Value is generally something that a user derives when off-setting the benefits of a service by its cost. The sum total of the benefits can be thought of as those that you should specify or receive as part of the SLA. If you were to sub-tract the costs of cloud computing from the sum total of the benefits, you would arrive at a tangible sum that con-notes value. Value, therefore, encompasses a cost–benefit analysis as it essentially computes as benefits minus costs.In various disciplines, different types of value models exist. Just to name a few, there are the user expectancy value model, the place value model, and the customer value model. For our purposes in cloud computing, however, a value model is a standard pattern that defines value to you, as a user of cloud computing, and that is common to a number of users in similar situations. Considering the various benefits of cloud computing, let us examine seven cloud computing value models: (1) operating expense, (2) user demand flexibility, (3) price flexibility, (4) agility for time to market, (5) location flexibility, (6) asset optimiza-tion, and (7) profit margin as depicted by figures 12 to 18.

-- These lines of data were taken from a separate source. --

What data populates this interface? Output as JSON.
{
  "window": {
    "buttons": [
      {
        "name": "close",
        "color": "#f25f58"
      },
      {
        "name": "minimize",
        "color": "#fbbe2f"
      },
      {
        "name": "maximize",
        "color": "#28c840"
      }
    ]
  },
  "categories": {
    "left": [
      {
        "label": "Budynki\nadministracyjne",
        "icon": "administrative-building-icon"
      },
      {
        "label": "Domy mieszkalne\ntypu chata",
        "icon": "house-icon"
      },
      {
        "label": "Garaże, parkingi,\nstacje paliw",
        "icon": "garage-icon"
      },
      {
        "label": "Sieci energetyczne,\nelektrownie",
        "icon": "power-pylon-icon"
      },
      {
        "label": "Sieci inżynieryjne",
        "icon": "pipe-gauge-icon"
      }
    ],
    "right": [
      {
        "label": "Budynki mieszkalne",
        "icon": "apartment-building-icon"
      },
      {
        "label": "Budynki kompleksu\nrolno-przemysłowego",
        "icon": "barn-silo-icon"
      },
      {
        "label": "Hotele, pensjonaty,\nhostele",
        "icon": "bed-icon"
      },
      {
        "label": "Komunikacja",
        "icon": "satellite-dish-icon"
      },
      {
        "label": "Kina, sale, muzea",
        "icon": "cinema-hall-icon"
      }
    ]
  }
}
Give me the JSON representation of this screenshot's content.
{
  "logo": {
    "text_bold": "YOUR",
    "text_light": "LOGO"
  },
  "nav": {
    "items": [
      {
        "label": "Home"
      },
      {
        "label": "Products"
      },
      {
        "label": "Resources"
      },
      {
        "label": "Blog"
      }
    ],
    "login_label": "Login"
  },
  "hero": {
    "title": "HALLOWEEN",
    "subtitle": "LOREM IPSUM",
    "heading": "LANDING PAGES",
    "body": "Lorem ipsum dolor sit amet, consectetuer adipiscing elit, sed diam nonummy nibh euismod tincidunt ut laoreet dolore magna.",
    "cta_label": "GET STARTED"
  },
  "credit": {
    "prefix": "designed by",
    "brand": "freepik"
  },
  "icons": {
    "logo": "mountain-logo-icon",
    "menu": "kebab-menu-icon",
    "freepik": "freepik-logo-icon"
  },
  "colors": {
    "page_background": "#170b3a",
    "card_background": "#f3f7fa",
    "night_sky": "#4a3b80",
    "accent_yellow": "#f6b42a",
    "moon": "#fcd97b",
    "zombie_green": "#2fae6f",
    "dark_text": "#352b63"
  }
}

In order to provide a computing service, your IT depart-ment would need to spend capital up-front in order to create and maintain the service. And for that service to remain within the bounds of your SLAs, the IT department would need to create extra capacity. All this capital expen-diture represents an opportunity cost to you as the capital could have been employed elsewhere to pursue a business opportunity. Conversely, should the actual demand exceed the compute capacity that you have invested capital in, the extra demand will either not be met or will translate to degraded SLAs. The end result will be an opportunity loss to your business, since the unmet demand will cause loss of business to you. The operating expenditure model of cloud computing, as depicted by figure 12, uses elasticity to avoid opportunity costs and losses. The upwardly slanting curve for computing capac-ity of figure 12 is based on two assumptions that arenot mutually exclusive: that business demand will grow, and that more automation (i.e., elasticity and resources) will be made available over time via cloud computing .